Penetrating damp is one of the main causes of damp in homes. When the exterior of your home lets in water, even a small crack can become a big issue. Old houses especially can face issues like weathered flashing and mortar pointing that’s falling away, allowing rainwater to pool and trickle in. Leaking gutters are also a top cause of damp, especially if your gutter is blocked and water is pushing against brickwork, causing erosion.
There’s plenty of moisture inside your home too. Every time you run a shower, leave laundry to dry, cook or wash, you’re introducing a little bit of moisture into your house, which is a top cause of damp. This moist air needs a way to get out, or it will build up and cause condensation. Modern homes are designed to be watertight, which is great for stopping penetrating damp, but sometimes can hinder ventilation.
Lack of waterproofing on old homes
If you have an old house (like many people in the UK) you might unfortunately be more likely to have damp.
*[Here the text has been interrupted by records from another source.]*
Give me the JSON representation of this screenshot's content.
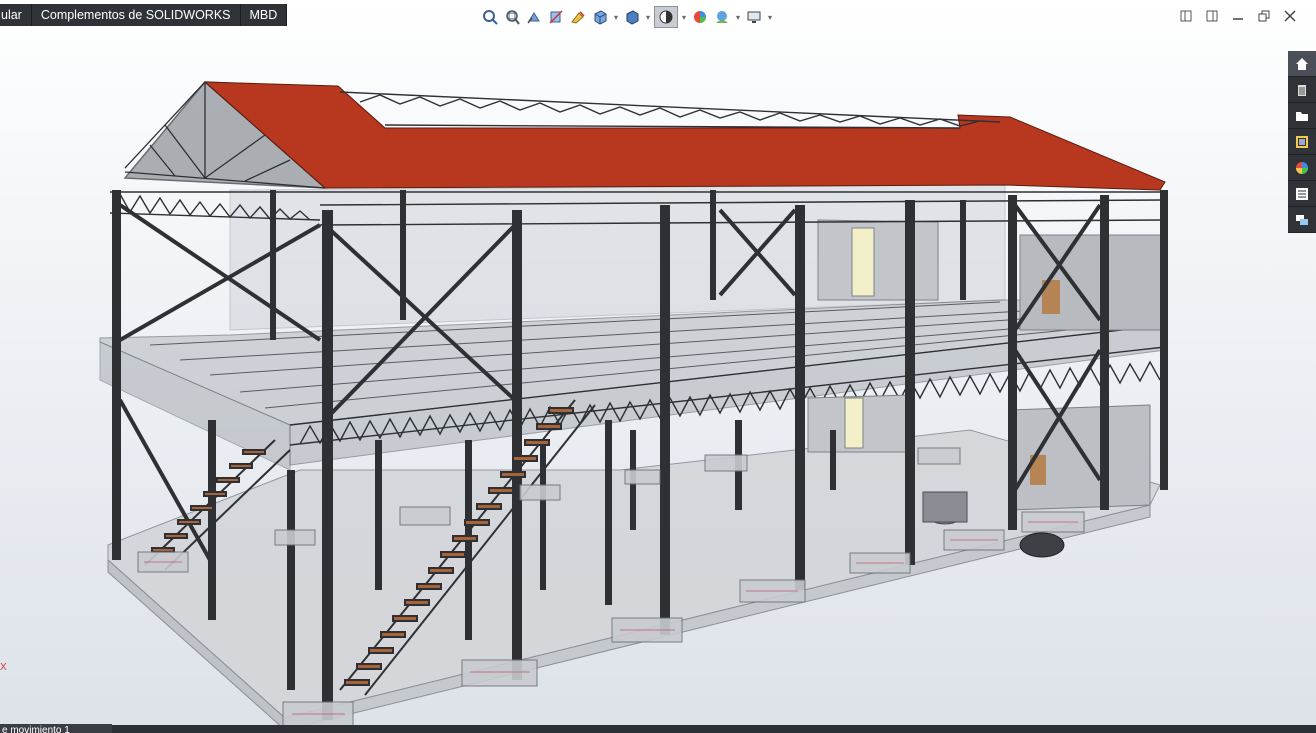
{
  "tabs": [
    {
      "label": "ular"
    },
    {
      "label": "Complementos de SOLIDWORKS"
    },
    {
      "label": "MBD"
    }
  ],
  "status": {
    "motion_tab": "e movimiento 1"
  },
  "triad": {
    "axis_label": "X"
  },
  "heads_up_icons": [
    "zoom-to-fit-icon",
    "zoom-to-area-icon",
    "previous-view-icon",
    "section-view-icon",
    "dynamic-annotation-icon",
    "view-orientation-icon",
    "display-style-icon",
    "hide-show-icon",
    "edit-appearance-icon",
    "apply-scene-icon",
    "view-settings-icon"
  ],
  "task_pane_icons": [
    "home-icon",
    "resources-icon",
    "file-explorer-icon",
    "view-palette-icon",
    "appearances-icon",
    "custom-properties-icon",
    "forum-icon"
  ],
  "colors": {
    "roof": "#b8381f",
    "steel": "#2e3034",
    "stairs": "#a5643a",
    "tab_bar": "#2f3338"
  }
}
Old period properties weren’t designed with waterproofing in the same way a modern home would be, so moisture is more likely to pass through your ceilings and walls. Some period features, like chimneys, also make damp more of an issue. If a chimney isn’t fully blocked off, water can trickle down, causing issues in rooms even if they don’t have a fireplace anymore.
Most houses have a damp-proof course, which is a kind of space built into the walls of your house to prevent damp from spreading through the walls. Older properties might not have these courses, or they might be less effective – which means that moisture can rise from the ground below the house and move into the house and the floors above. If your floors and rooms are cold and smell musty, and if this gets worse the closer you are to ground level, you may have rising damp.
When it comes to damp, prevention is better than a cure. It can be hard to know how to stop damp in a house, but there are things you can do to keep your home warm and cosy. Repairing damp-damaged walls and ceilings can be done, but if you can stop the moisture from getting into your home in the first place, it’s a lot easier.
Treating damp walls
Damp in walls is an unpleasant (and unsightly) problem, but it can be treated. You can easily remove black mould spores and spots from walls with warm soapy water. But if you have a significant case of rising damp, treating damp walls might need to be handled by professionals who can replaster and dampproof internal walls, to remove the damage and prevent it reoccurring.
Make sure you’ve got ventilation
Plenty of modern homes have extractor fans in the bathroom and kitchen to filter excess moisture out of your home. If you don’t have these and you’re noticing that rooms stay damp for a long time (for example, after the shower’s been running), then it might be a good idea to invest. If you can’t install extractor fans, something as simple as keeping windows open a little when you shower can help to keep your home ventilated and well-aired.
Remove the excess moisture
If you’re seeing some of the issues from poor ventilation, one solution is a dehumidifier. These machines are relatively inexpensive, and pull moisture out of the air, and they’re ideal if you have one room like a basement or attic room that has a specific problem with damp.
Keep your house warm
Make sure your heating is running for at least some of the day, especially in winter, and try to keep a constant temperature. Sudden drops in the temperature of your home and cold spells in your house could cause condensation, especially around windows.
Make the most of your central heating
Invest in double-glazed windows if you don’t already have them, and make sure you have loft and wall insulation to keep the heat inside your home. As a bonus, this will also mean that your central heating costs stay low!
Damp can be a pain to deal with once it gets a hold in your home, but by following this guide on how to treat damp, you can keep your house fresh and warm. By learning to recognise the tell-tale signs of damp in houses and understanding the causes of damp, you can prevent it taking root and causing major issues, helping your house to hold its value and remain cosy and welcoming. For more guides on how to care for your home and property advice, check out the Good Move blog.